§ WHAT THE EXERCISE ASKS: Where in the data below does the word "angle" appear? Copy every line that has it.

§ SUPPLIED RECORDS:
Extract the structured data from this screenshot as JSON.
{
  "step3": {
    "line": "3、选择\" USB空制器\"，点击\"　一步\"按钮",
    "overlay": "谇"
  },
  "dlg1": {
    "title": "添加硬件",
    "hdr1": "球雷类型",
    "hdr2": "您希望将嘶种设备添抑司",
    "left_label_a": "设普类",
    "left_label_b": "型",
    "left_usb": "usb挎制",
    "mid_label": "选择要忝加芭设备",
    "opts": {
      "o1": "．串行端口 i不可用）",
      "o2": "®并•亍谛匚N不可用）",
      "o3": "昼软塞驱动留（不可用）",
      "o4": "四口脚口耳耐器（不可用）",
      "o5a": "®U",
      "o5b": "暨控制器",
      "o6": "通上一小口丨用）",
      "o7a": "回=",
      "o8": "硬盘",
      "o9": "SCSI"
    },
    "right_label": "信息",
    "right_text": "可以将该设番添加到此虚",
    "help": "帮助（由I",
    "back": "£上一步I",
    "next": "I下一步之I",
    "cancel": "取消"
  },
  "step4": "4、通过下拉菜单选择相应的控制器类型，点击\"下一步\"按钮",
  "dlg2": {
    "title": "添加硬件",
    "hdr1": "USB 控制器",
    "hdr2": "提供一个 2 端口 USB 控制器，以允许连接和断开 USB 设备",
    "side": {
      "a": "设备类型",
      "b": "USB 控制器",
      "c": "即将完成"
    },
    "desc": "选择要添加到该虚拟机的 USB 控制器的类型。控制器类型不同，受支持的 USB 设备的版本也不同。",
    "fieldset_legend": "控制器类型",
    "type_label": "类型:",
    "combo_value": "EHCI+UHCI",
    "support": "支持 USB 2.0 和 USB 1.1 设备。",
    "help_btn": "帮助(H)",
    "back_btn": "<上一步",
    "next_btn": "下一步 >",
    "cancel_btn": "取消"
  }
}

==

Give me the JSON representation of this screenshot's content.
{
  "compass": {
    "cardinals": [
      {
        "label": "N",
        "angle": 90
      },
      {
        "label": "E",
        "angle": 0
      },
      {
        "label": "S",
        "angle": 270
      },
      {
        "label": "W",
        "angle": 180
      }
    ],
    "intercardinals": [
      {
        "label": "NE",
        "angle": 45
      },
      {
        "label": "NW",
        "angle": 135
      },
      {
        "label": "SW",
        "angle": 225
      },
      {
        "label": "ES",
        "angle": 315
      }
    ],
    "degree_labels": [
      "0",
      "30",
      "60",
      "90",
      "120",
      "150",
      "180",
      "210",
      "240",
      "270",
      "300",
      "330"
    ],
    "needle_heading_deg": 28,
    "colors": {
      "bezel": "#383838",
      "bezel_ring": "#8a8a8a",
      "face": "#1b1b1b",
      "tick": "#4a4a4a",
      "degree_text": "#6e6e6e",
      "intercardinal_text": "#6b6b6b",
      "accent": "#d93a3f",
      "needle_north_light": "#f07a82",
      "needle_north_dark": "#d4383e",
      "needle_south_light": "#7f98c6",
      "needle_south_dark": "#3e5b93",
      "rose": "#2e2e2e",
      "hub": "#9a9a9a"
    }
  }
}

§ RESULT:
        "angle": 90
        "angle": 0
        "angle": 270
        "angle": 180
        "angle": 45
        "angle": 135
        "angle": 225
        "angle": 315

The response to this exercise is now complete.